National MP Aaron Gilmore has given a teary final speech in Parliament, two days after he quit following a week-long backlash to his now infamous boozy dinner.
Mr Gilmore, who was ranked last on the list of National's 59 MPs, expressed disappointment that he will not be able to continue as an MP.
"Today, I'm not surrendering," he said. "I'm retreating [...] Today, I'm choosing to get out of the way. I'm looking for something new to do."
He admitted he'd made errors of judgement which had distracted the Government and stressed himself and his family.
Mr Gilmore conceded he behaved "badly" to staff at the Hanmer Springs hotel restaurant the night he asked a waiter "don't you know who I am?" and allegedly called him a dickhead, and threatened to have the Prime Minister's office sack him.
But he didn't make any parting shots at those who played a part in his downfall despite sending texts warning them of "utu", which is Maori for 'an eye for an eye'.
He spoke of experiencing the "five stages of grief" over the last week, sometimes all in one day: "Denial, anger, bargaining, depression, and acceptance".
Mr Gilmore told the House at times, anger over the situation he has found himself in has caused him to "threaten utu" on his enemies.
"For those who tried to goad me into seeking retribution in this House today, I too seek your forgiveness.

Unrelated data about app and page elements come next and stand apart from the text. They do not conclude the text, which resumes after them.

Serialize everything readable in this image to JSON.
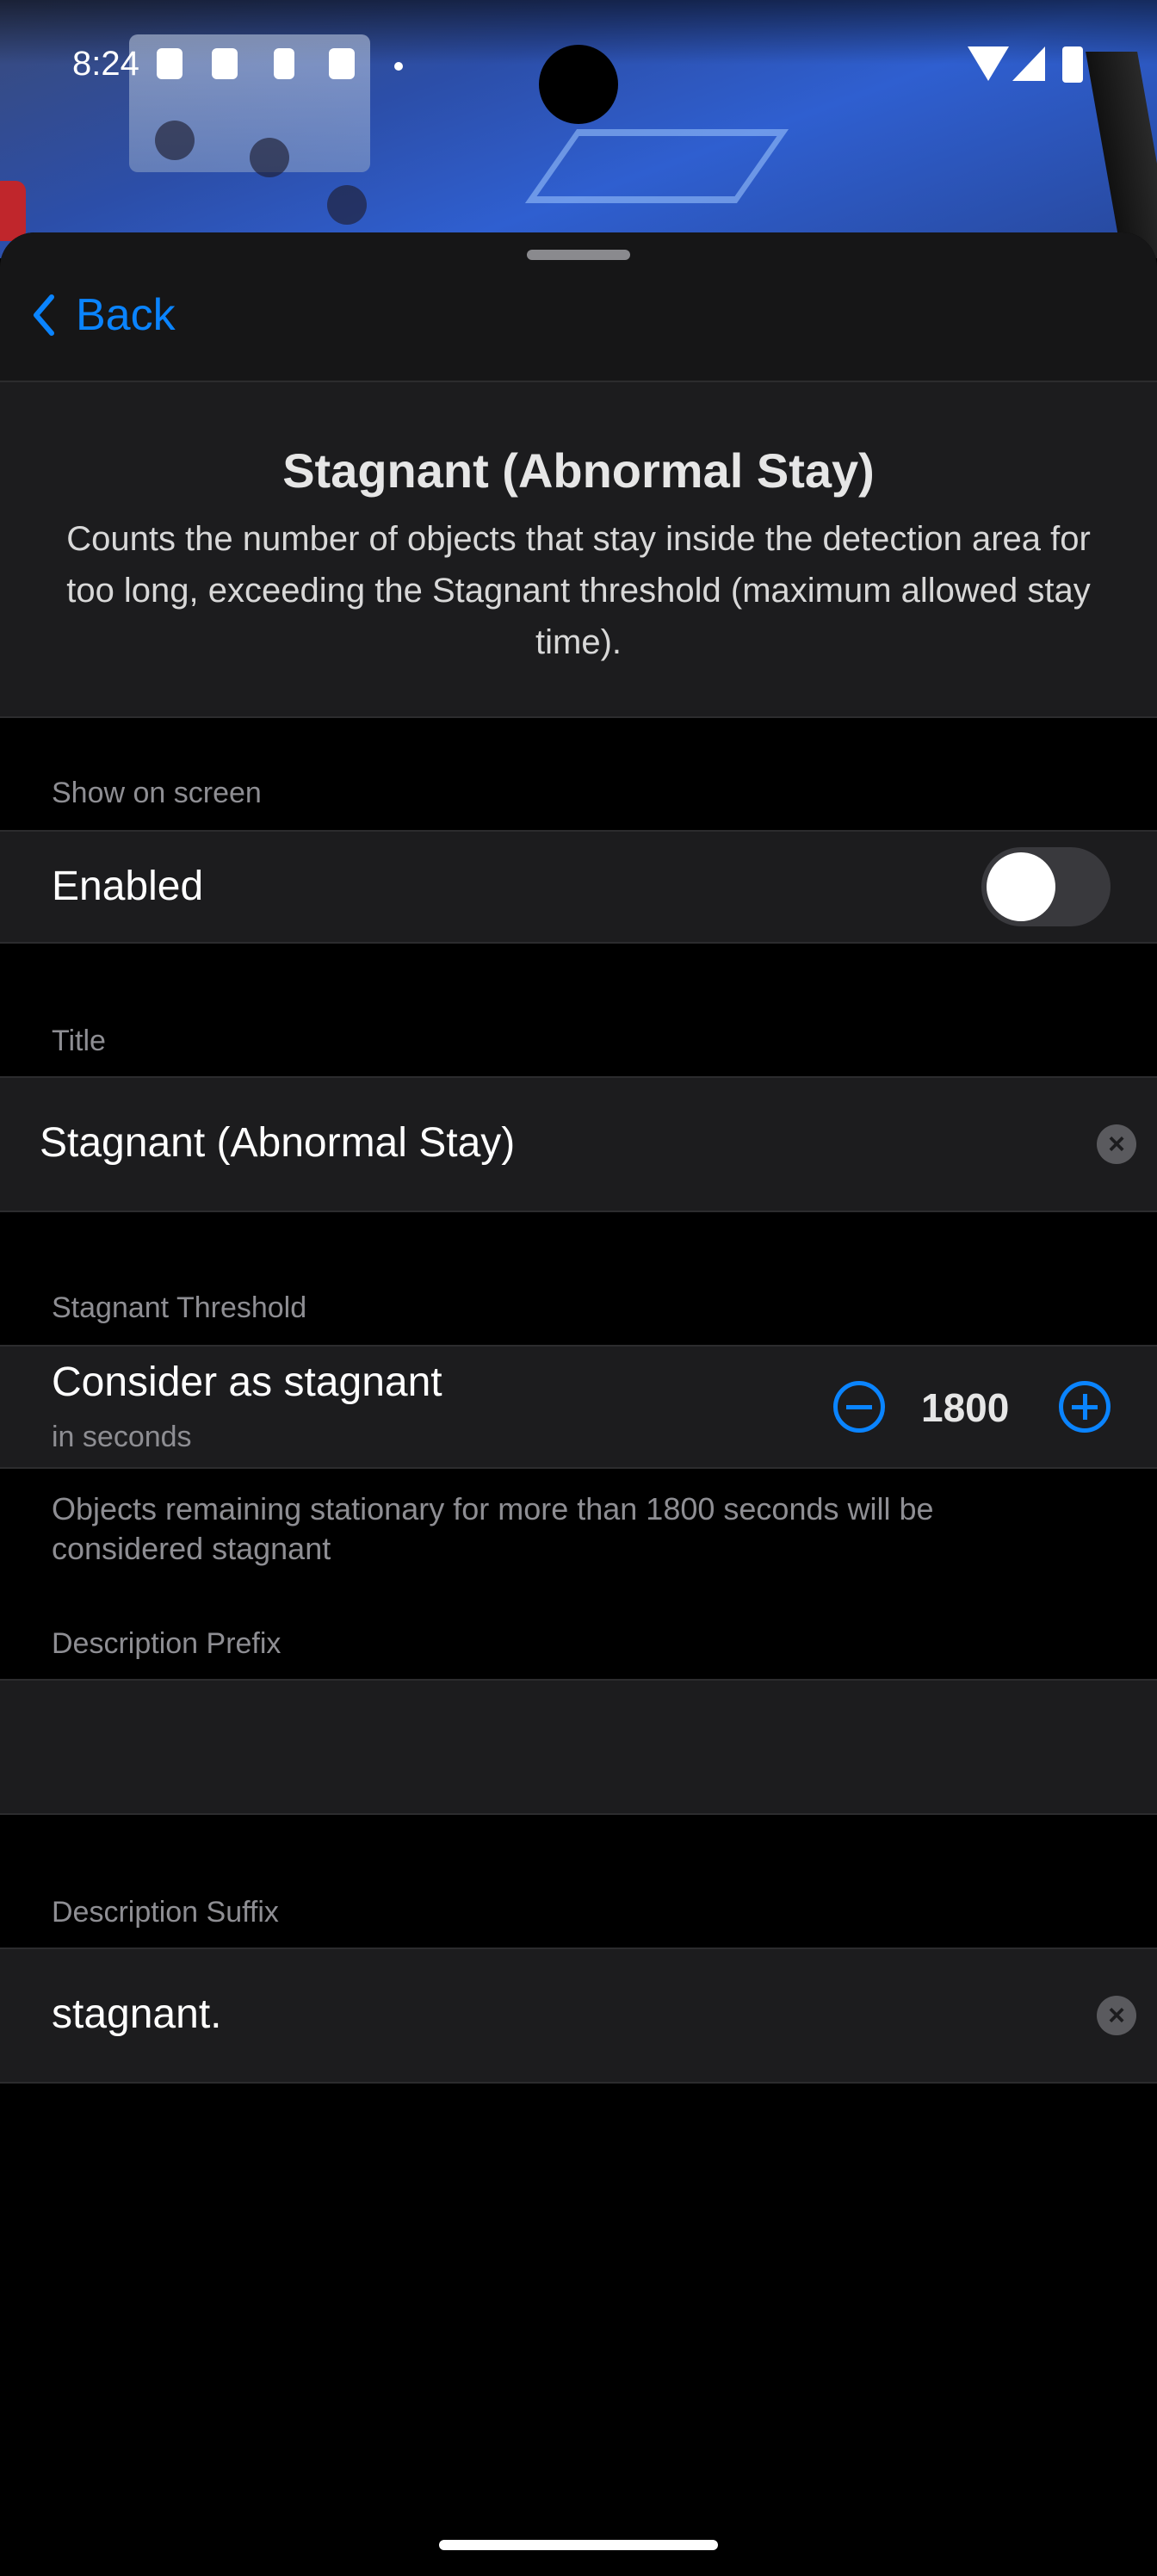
{
  "status_bar": {
    "time": "8:24"
  },
  "nav": {
    "back_label": "Back"
  },
  "header": {
    "title": "Stagnant (Abnormal Stay)",
    "description": "Counts the number of objects that stay inside the detection area for too long, exceeding the Stagnant threshold (maximum allowed stay time)."
  },
  "show_on_screen": {
    "section_label": "Show on screen",
    "enabled_label": "Enabled",
    "enabled": false
  },
  "title_field": {
    "section_label": "Title",
    "value": "Stagnant (Abnormal Stay)"
  },
  "threshold": {
    "section_label": "Stagnant Threshold",
    "label": "Consider as stagnant",
    "sublabel": "in seconds",
    "value": "1800",
    "footnote": "Objects remaining stationary for more than 1800 seconds will be considered stagnant"
  },
  "description_prefix": {
    "section_label": "Description Prefix",
    "value": ""
  },
  "description_suffix": {
    "section_label": "Description Suffix",
    "value": "stagnant."
  },
  "colors": {
    "accent": "#0a84ff",
    "background": "#000000",
    "row_background": "#1c1c1e",
    "secondary_text": "#8e8e93"
  }
}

"To those in the media who said I would dig in my heels and hang on in Parliament as long as I could, today I am not surrendering, I'm retreating. I'm sorry I did not meet your expectations," he said, looking up at the press gallery.
At the end of his speech, he paid homage to his wife before sitting down and crying.
"Finally, the one I love, babe I'm coming home."
The Hanmer Springs hotel incident was made public by one of Mr Gilmore's dinner guests, Christchurch lawyer Andrew Riches, who wrote a note to the restaurant apologising for the behaviour.
Mr Gilmore's second term in Parliament, which began in February, has lasted just 12 weeks.